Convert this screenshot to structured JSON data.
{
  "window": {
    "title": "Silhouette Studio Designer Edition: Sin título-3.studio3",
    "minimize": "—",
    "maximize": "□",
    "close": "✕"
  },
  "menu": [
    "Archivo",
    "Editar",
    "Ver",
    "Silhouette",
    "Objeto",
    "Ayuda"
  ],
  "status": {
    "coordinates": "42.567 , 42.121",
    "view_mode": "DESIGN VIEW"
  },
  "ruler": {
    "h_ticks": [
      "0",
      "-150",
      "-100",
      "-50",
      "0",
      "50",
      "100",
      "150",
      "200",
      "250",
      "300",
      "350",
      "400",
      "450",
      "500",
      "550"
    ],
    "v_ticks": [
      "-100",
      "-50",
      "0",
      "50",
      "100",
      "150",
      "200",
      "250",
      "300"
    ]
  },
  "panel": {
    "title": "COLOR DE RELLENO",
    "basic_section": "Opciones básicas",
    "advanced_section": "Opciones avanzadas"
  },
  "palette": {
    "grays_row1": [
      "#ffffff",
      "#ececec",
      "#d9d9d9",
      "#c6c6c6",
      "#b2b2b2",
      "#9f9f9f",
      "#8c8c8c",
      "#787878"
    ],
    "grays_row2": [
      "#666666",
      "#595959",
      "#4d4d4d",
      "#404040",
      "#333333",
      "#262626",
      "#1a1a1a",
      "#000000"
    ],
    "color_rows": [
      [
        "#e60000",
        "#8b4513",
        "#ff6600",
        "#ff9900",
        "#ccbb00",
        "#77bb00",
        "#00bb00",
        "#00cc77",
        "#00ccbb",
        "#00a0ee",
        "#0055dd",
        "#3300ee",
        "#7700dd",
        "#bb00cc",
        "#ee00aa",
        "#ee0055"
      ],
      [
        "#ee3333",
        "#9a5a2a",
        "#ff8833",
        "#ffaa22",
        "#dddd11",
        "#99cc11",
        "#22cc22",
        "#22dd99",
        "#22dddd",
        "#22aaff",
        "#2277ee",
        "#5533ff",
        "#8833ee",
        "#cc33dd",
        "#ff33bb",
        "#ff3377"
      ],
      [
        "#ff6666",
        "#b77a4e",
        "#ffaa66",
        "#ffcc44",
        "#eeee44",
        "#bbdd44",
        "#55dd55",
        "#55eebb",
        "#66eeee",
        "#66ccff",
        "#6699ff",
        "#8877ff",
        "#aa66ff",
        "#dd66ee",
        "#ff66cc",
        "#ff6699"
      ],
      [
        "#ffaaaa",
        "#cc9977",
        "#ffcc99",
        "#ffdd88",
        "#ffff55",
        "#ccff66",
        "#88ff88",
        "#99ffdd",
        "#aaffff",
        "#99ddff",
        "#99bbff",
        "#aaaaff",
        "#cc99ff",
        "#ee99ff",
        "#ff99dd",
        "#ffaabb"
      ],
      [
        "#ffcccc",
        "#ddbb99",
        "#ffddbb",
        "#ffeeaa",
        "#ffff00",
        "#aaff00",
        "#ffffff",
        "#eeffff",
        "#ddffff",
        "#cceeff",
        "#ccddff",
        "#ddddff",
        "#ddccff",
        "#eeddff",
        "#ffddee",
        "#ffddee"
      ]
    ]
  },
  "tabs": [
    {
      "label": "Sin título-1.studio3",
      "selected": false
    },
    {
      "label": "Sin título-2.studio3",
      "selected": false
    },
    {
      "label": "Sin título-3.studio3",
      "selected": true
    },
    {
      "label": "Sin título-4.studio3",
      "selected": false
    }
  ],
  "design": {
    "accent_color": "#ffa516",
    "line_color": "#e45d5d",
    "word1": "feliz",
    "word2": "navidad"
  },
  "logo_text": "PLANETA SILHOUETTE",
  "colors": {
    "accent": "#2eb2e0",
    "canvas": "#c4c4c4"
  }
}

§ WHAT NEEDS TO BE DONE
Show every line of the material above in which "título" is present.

§ ANSWER TO THE EXERCISE
    "title": "Silhouette Studio Designer Edition: Sin título-3.studio3",
      "label": "Sin título-1.studio3",
      "label": "Sin título-2.studio3",
      "label": "Sin título-3.studio3",
      "label": "Sin título-4.studio3",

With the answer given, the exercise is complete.